Burkitt and Dillon, JJ.
1. This is an appeal in a suit for pre-emption. The suit was brought by a share-holder in one of several resumed muafi plots situate in mauza Hapar to pre-empt a sale of a portion of the same plot. The suit was resisted on the ground that no custom of pre-emption has been established in respect of the muafi, plots. That view was accepted by the Court of First Instance, which dismissed the suit. The District Judge, however, on appeal, held that the custom was established, and remanded the suit under Section 562 of the Code of Civil Procedure. Hence the present appeal.
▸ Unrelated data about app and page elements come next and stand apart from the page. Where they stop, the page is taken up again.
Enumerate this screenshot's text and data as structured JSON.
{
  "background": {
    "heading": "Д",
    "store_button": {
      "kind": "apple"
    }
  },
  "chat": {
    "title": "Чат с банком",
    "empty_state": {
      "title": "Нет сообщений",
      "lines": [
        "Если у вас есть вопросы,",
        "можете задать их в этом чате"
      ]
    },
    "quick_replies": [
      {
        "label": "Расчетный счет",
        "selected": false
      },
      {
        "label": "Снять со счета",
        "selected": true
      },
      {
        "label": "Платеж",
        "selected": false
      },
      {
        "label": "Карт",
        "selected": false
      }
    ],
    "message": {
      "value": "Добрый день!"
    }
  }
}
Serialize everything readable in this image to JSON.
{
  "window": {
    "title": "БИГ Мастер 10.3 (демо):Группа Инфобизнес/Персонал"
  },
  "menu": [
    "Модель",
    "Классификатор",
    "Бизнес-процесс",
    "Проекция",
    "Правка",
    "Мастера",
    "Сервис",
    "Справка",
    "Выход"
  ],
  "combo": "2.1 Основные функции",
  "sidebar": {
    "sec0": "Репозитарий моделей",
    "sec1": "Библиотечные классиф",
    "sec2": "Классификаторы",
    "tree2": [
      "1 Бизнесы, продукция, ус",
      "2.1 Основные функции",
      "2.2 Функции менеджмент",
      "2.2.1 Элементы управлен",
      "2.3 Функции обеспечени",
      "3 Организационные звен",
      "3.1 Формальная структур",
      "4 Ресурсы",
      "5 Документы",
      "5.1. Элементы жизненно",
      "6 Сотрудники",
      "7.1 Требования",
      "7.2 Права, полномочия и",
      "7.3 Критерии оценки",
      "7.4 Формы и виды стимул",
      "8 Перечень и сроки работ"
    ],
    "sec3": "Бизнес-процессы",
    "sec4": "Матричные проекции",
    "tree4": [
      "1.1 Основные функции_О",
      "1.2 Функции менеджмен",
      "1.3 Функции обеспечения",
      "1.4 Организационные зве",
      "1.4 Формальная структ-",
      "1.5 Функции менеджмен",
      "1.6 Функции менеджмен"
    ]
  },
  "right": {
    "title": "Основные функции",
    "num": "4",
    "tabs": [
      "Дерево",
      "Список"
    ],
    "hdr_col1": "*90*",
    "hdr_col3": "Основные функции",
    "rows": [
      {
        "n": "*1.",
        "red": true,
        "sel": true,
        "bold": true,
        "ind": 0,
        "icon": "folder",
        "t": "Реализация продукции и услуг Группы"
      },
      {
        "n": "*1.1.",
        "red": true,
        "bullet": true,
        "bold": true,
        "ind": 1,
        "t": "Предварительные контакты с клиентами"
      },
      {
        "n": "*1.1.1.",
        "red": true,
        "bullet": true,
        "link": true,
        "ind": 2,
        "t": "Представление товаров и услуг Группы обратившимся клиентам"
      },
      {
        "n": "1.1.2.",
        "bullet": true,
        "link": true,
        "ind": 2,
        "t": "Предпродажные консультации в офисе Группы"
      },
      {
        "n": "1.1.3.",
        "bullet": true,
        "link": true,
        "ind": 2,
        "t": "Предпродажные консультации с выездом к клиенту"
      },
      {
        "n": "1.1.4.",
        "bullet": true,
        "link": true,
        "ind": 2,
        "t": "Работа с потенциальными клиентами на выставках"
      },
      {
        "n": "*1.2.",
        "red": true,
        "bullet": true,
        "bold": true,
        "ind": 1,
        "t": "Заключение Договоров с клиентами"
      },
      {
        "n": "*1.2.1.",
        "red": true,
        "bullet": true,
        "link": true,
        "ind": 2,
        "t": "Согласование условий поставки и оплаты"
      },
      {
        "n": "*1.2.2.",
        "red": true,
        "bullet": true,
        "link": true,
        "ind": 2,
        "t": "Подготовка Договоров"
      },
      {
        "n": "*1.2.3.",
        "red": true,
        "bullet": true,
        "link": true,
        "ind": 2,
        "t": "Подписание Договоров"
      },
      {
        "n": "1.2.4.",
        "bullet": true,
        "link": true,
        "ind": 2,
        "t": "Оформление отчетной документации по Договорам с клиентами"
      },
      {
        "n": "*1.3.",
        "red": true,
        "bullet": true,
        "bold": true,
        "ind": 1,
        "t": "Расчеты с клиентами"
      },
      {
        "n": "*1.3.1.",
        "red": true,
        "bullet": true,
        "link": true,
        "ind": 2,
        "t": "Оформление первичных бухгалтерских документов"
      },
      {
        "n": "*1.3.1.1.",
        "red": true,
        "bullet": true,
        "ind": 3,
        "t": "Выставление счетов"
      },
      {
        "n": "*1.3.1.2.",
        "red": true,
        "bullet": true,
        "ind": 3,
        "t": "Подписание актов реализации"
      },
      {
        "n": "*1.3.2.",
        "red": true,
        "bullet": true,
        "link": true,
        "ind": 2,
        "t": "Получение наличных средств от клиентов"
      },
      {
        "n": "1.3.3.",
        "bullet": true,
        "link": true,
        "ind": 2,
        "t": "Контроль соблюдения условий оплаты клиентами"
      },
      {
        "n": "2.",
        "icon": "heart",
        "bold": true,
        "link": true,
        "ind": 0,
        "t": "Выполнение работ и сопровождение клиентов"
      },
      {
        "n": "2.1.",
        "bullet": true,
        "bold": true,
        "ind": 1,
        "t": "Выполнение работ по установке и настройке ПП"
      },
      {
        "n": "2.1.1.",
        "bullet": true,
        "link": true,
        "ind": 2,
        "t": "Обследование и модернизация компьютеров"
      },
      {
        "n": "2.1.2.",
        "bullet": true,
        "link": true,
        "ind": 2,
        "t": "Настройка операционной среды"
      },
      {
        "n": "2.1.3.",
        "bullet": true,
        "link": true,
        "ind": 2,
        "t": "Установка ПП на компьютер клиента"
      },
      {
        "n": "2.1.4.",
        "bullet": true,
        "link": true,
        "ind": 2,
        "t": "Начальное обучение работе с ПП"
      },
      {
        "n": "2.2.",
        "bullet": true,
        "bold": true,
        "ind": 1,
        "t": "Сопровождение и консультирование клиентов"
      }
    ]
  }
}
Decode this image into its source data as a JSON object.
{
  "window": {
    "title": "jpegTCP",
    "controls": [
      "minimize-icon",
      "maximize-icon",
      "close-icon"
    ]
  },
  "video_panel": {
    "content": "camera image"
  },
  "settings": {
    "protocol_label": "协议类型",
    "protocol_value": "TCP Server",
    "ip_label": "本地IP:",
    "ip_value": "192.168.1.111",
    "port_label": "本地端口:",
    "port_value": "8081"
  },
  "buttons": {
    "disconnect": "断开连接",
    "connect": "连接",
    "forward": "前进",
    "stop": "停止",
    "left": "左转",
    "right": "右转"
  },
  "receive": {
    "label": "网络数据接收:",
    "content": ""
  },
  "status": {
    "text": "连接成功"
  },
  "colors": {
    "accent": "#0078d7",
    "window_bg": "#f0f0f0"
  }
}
In addition to the large co-parcenary body of the village divided among themselves into five pattis, there are several plots or scraps of confiscated muafi lands, that is, lands which formerly were held revenue-free, but in modern times have been resumed and the plots included for revenue purposes in the mahal within whose area they are situated. The arrangement usual in such oases is that the revenue of the resumed muafi is paid through the lambardar of the khalisa mahal within which it is situated, but the co-sharers of the mahal and the owners of the muafi plots, whether they be called co-sharers or not, have as a rule no connection whatever with one another, and it by no means follows that the custom adopted by or existing amoc3 the members of the khalisa co-parcenary body would be applicable to the owners of the muafi plots. Strict evidence is always necessary to prove that the same custom is applicable to each. Here it is contended that the custom as to pre-emption set forth in the wajib-ul-arz oi the khalisa mahal applies to the muafi plots. In that matter we are unable to agree with the decision of the Court below. We are unable to see anywhere in the wajib-ul-arz any provision which renders its rule as to pre-emption applicable to the muafi. Some arguments were founded on the second Clause of the wajib-ul-arz in which the owners of the muafi and khalisa were spoken of as 'co-sharers.' That argument is unsound. The Clause in question simply provides in a business-like way for the object intended by it, namely, the arrangement of the manner in which the Government revenue was to be paid by the co-sharers of the village and by the muafidars. If it had been intended that the custom or the contract of pre-emption should apply to muafidars, nothing could have been easier than to add a few words to the wajib-ul-arz. Nothing of the kind has been done. We are left to formulate a custom by implication from various unconnected Clauses of the wajib-ul-arz. We cannot find any provision in the wajib-ul-arz for the existence of the custom of pre-emption in the muafi lands. The case of Kalyan Mal v. Mauan Mohan I.L.R. 17 Ali. 447, was referred to in argument. Strictly speaking that case is the converse of the case before us. It was a casein which a co-sharer in the khalisa mahal sought to pre-empt land in the muafi, and it was held that the wajib-ul-arz of the khalisa mahal did not affect the muafi. We allow this appeal. We set aside the decision of the District Judge with costs; we dismiss the plaintiff's appeal to the District Judge, and we restore the decree of the Court of First Instance.